06 Jun Forbes: 34% of Entrepreneurs Have No Retirement Savings Plan
Kate Ashford , Forbes CONTRIBUTOR
Fully a third of small business owners don’t have a retirement savings plan, according to a recent survey by small business site Manta. Of those who don’t, 37% don’t make enough profit to save for retirement, 21% used their previous retirement savings to invest in the business, and 18% plan to sell their business to fund their retirement.
“I find that small business owners, especially successful ones, are typically very driven and optimistic people,” says Kirk Licata, a financial advisor in Atlanta. “Oftentimes, they put blinders on to focus on their vision and may not have savings, succession or insurance plans in place along the way.”
Unfortunately, optimism won’t pay the bills in your retirement years, so it’s likely that small business owners could use some additional planning. Here are some strategies to help make the future more secure.

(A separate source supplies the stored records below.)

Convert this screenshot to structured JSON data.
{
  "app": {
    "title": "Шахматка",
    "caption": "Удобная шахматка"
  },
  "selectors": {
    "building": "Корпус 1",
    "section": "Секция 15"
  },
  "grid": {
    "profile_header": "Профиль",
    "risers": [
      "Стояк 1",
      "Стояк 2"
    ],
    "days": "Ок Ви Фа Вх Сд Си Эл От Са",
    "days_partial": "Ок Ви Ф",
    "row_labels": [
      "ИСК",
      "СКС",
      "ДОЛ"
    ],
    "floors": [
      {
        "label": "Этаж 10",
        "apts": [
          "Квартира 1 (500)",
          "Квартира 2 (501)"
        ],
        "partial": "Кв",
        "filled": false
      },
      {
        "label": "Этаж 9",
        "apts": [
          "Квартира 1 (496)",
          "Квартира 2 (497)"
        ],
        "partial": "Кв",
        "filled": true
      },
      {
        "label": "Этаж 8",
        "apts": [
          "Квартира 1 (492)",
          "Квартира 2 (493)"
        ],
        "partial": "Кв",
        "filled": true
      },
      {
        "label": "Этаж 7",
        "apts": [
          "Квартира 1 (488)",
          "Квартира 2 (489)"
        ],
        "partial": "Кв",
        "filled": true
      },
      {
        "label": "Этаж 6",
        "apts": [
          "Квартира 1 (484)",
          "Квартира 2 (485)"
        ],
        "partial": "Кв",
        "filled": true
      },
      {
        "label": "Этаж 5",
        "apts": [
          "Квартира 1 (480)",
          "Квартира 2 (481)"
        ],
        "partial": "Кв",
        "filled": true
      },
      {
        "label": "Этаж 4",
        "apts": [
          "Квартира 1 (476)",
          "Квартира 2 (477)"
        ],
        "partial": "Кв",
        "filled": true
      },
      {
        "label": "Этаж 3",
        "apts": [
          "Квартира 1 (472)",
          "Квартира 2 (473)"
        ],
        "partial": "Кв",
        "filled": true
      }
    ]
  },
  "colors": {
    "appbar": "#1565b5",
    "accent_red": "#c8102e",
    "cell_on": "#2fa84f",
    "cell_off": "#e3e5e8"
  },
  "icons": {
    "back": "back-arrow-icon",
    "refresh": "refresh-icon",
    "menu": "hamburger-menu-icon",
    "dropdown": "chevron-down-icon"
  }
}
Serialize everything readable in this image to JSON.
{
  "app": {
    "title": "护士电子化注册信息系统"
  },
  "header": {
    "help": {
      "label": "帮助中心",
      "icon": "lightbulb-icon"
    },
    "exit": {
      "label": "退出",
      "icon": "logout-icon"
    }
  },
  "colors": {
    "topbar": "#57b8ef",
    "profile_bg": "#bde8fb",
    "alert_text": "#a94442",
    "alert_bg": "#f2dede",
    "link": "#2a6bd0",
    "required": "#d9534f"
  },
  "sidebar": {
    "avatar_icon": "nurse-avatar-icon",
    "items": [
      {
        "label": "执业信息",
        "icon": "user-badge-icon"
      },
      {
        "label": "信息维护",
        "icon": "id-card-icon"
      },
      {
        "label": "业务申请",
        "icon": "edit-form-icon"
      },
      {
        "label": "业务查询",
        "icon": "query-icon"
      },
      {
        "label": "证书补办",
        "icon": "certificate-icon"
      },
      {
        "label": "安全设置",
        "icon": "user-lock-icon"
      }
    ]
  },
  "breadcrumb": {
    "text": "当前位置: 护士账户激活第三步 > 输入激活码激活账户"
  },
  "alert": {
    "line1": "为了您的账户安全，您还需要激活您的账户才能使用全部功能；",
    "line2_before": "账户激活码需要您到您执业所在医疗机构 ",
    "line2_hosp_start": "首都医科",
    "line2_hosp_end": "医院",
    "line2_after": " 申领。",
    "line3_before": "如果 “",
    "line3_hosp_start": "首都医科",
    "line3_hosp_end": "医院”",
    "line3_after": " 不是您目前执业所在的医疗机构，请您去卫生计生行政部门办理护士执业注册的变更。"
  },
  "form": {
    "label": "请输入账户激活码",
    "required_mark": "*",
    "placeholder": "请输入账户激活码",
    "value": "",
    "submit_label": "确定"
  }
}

Start saving immediately. “I always recommend that entrepreneurs act as if they will never sell their business and plan accordingly,” says Ryan Fuchs, a financial advisor in Frisco, TX. “Set up a retirement account and save in it. There is no guarantee that they will be able to sell their business to fund their retirement. And even if they do, there is no guarantee that they will get enough to retire on, particularly after they account for taxes.”
Use the right retirement vehicle. If you’re a solo entrepreneur with no employees or only your spouse and making up to $250,000 a year, a solo 401(k) is your best bet. “You can get more into a solo 401(k) than a SEP,” says Lisa A.K. Kirchenbauer, a financial advisor in Arlington, VA. “So it’s great for tax and retirement planning.”
Don’t shoot your Social Security in the foot. “One mistake I see self-employed business owners making is trying to get their taxes down as close to zero as possible,” says Elizabeth Revenko, a financial advisor in Berkeley, CA. “If your reportable income for Social Security is very low year after year, come retirement time, you may be forgoing a significant portion of a Social Security income stream that you could have benefited from.”
Protect your assets. “I advise clients who are self-employed that they are now responsible for their own life and disability insurance and must get individual policies, since they don’t have an employer providing any benefits,” says Todd Youngdahl, a financial advisor in Falls Church, VA.
Don’t overestimate how much you’ll get in the end. “Although a business exit is often the largest financial windfall for entrepreneurs, it is important that entrepreneurs don’t count on that as their sole retirement plan,” says Sterling Neblett, a financial advisor in McLean, VA. “Many times, entrepreneurs believe their business is worth much more than the actual market value, so in our planning projections we typically make a very conservative valuation assumption.”
Have an exit plan. An additional 34% of small business owners also have no succession plan—but that can leave you scrambling at the end of your working days. “Business owners should start working on their succession plan ideally in their 50s, and at least five to 10 years before retirement,” says Tracy Sherwood, a financial advisor in Williamsville, NY. “You need time to mentor your key employees in your business, negotiate a viable plan and prepare yourself for life after the business.”